Alpolonio was right there are only eight planets in the solar system.  But it isn’t because Saturn left, but because Pluto was demoted in 2006.  Just a side note, in case you missed it being regaled to its dwarf planet status.

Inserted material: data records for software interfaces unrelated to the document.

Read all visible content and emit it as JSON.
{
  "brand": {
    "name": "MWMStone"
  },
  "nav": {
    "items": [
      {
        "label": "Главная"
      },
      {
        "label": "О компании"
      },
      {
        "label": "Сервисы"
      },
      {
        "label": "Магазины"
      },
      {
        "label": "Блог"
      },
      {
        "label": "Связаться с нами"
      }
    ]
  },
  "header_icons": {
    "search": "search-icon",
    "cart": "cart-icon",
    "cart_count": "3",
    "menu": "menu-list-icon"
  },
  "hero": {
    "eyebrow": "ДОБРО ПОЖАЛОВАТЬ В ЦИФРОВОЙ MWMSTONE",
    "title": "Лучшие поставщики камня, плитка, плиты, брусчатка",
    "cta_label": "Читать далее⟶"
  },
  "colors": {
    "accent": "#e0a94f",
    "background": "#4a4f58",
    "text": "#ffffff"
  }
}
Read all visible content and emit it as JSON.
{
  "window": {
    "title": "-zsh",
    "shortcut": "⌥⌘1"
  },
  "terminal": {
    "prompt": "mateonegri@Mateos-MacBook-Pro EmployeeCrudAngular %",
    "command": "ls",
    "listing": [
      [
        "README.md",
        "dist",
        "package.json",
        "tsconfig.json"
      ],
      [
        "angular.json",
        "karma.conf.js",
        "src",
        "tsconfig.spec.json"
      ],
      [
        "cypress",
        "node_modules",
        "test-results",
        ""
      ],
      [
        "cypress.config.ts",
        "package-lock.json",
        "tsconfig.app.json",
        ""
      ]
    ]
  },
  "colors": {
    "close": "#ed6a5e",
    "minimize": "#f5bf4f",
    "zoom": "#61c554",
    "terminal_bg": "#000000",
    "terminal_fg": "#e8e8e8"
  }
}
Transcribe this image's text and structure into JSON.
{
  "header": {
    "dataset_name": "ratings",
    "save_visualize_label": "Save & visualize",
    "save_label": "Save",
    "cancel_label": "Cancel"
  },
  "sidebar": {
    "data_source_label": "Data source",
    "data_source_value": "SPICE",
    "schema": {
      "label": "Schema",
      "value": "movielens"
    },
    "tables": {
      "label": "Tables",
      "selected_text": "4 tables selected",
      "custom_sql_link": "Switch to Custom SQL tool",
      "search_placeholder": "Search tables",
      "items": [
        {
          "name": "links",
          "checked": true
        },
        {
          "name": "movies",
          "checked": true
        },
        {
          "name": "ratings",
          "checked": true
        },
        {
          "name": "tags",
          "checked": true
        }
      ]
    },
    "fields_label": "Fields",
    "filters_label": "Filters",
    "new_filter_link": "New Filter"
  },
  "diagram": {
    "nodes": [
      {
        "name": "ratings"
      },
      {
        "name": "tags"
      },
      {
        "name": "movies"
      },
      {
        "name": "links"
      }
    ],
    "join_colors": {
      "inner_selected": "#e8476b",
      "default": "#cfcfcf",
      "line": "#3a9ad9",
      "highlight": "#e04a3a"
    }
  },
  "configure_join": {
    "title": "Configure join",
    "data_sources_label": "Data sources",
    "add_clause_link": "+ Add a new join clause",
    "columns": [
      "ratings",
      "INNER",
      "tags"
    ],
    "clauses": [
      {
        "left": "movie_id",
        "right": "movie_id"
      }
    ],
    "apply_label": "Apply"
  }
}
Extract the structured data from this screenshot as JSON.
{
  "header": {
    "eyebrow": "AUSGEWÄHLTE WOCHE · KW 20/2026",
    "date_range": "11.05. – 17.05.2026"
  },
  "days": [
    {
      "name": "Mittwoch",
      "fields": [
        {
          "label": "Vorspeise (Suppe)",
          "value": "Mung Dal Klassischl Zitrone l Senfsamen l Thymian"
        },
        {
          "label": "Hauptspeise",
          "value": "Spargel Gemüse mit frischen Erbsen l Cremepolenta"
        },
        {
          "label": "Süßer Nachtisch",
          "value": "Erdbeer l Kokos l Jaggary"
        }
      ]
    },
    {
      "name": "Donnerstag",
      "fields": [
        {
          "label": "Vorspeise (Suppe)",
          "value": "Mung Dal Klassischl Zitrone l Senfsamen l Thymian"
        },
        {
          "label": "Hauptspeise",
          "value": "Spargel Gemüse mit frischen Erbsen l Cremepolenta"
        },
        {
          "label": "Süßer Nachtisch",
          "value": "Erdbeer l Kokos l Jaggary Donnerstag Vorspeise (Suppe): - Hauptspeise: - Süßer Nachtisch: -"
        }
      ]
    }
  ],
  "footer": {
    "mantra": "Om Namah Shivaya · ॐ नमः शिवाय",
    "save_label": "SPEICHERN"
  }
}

The force of Saturn, the unseen hand that propells events, good and bad within the story has been revealed, but it wasn’t all that suprising.  You can’t miss the multiple references to the force, or watching or some semblance of a presence – there is at least seven in the first twenty-five pages, give or take a few.  The reasoning behind the events, the evil omens, is also revealed, and again, it isn’t all that suprising.  It’s a woman.  The woman who broke Sal’s heart and leaves him dispondent and sprawled naked across his bed.  It’s the very same Liz of the dedication page.  Then comes what I found suprising, Liz’s request to Sal, for a story without her.  (Right after a short chapter in the first person who I am not sure who to attribute the narration to concerning Cami.)  But does he?  Is Saturn able to continue the story without the sadness and the need to unleash it on someone that had driven the action in the earlier parts of the story.  There are the few pages that list his name at the top of the left page column, but are followed by blank space for a span of time.  He continues the story, and after a brief respite, he is back in the mix, returning with “Napolenonic fevor” and the direction of the story, the punishment he seems to unleash on de la Fe does not seem the less.  It may be in fact all the more, with the weather systems working their ways around Morte, the irragation pipes being fixed to deprive the residents of water, and the lead poisoning from their attempts to shut Saturn out.  Perhaps further reading will disprove this idea, that the sadness is still there, that Liz is still in this novel regardless of a dedication page, but I am unconvinced.  She was there in the beginning when he started the story and I think she will be there in the end.